**EXERCISE AIM**
Read through the material below and copy each line in which the word "need" occurs.

Start of ENTRIES SHOWN

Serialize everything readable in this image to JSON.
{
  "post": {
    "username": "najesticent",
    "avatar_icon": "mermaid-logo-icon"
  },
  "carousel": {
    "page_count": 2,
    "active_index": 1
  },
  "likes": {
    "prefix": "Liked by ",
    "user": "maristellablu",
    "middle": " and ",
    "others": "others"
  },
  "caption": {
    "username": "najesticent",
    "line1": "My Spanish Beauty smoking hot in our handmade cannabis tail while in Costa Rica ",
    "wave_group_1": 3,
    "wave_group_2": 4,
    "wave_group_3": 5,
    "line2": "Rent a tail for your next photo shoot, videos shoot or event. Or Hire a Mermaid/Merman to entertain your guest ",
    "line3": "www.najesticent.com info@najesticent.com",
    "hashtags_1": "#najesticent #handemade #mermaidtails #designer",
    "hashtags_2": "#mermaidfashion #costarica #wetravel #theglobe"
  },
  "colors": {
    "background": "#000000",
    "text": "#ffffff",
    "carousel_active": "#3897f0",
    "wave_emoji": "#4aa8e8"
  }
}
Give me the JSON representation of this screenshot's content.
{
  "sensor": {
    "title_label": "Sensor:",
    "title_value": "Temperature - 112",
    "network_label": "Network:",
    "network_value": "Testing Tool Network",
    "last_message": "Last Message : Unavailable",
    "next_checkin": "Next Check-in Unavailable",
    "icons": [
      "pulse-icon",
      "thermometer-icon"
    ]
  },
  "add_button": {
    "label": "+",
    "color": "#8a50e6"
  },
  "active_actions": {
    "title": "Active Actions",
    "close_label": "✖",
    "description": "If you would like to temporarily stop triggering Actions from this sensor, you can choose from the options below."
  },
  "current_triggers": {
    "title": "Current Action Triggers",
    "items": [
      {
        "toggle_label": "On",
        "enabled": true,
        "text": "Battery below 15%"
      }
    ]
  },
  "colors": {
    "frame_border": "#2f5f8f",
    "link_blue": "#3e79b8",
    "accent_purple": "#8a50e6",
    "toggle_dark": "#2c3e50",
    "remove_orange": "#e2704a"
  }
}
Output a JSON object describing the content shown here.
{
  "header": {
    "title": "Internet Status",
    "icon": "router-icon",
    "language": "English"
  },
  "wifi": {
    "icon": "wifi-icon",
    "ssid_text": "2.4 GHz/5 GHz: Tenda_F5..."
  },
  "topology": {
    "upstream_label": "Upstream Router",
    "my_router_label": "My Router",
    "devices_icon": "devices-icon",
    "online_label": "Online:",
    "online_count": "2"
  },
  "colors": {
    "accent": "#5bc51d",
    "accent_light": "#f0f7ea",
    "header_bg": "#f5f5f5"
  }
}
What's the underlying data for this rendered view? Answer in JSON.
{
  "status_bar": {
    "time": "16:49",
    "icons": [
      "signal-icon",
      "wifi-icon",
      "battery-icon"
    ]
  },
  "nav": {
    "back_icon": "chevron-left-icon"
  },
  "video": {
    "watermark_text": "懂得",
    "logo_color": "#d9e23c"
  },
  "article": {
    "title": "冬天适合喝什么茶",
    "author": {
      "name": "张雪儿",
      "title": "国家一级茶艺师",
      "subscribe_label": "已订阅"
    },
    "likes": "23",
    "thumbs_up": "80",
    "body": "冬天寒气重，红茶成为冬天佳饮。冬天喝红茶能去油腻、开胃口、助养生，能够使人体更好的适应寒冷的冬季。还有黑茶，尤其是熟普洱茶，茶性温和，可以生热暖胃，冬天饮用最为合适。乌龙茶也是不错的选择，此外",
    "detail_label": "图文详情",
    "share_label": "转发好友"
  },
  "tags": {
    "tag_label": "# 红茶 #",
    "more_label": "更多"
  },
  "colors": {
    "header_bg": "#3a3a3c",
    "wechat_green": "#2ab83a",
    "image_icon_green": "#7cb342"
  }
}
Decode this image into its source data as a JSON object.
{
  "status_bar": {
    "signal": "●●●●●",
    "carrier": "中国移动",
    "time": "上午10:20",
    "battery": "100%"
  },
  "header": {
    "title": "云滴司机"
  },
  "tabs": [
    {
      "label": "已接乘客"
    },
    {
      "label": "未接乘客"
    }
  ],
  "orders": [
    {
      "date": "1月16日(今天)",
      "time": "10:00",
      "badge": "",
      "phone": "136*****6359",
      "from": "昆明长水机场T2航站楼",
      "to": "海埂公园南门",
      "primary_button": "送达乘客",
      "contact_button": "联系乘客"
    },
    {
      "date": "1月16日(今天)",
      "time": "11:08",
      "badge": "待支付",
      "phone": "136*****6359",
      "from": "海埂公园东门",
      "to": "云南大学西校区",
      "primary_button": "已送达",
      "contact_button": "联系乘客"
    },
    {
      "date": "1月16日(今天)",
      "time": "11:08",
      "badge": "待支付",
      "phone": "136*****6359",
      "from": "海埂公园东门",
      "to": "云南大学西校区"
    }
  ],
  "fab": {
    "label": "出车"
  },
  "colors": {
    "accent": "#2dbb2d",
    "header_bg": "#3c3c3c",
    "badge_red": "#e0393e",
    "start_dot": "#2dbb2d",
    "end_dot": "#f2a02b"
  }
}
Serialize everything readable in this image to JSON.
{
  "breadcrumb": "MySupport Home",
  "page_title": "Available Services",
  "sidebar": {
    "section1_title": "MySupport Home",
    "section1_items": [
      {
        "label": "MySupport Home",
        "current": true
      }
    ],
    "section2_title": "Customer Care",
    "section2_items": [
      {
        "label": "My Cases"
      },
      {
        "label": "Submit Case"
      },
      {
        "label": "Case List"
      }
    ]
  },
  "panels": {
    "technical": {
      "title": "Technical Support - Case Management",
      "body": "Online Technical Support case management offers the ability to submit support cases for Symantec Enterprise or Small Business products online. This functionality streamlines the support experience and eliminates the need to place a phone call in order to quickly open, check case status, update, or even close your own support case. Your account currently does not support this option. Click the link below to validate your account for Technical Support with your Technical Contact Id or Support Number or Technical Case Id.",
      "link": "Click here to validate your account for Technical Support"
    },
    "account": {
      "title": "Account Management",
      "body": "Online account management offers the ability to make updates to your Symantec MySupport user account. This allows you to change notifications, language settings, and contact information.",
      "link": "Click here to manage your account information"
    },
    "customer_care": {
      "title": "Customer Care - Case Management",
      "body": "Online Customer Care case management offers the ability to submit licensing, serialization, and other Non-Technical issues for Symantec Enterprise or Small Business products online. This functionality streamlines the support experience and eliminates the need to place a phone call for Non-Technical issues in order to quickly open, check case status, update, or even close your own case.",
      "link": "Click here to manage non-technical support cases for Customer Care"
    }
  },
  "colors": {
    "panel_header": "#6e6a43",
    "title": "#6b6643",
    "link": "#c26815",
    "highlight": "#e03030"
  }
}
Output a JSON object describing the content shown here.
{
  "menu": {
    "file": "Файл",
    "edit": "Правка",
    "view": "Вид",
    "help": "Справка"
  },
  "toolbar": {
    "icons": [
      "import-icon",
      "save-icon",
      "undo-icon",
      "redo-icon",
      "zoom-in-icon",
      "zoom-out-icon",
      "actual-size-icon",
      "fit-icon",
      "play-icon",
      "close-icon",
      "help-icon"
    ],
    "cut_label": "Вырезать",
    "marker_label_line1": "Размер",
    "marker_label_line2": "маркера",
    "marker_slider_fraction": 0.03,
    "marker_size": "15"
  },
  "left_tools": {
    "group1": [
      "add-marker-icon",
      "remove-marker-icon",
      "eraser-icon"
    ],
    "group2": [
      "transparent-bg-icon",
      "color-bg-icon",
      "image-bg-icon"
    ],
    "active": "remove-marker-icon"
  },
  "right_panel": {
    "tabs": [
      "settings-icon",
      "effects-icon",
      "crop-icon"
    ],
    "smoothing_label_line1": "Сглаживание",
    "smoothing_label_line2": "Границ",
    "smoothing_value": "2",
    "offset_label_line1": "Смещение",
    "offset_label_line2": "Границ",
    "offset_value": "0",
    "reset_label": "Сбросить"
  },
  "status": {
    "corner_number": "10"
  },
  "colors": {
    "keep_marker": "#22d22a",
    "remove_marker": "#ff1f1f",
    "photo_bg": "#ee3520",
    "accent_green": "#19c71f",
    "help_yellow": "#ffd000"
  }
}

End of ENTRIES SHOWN

**TASK ANSWER**
      "body": "Online Technical Support case management offers the ability to submit support cases for Symantec Enterprise or Small Business products online. This functionality streamlines the support experience and eliminates the need to place a phone call in order to quickly open, check case status, update, or even close your own support case. Your account currently does not support this option. Click the link below to validate your account for Technical Support with your Technical Contact Id or Support Number or Technical Case Id.",
      "body": "Online Customer Care case management offers the ability to submit licensing, serialization, and other Non-Technical issues for Symantec Enterprise or Small Business products online. This functionality streamlines the support experience and eliminates the need to place a phone call for Non-Technical issues in order to quickly open, check case status, update, or even close your own case.",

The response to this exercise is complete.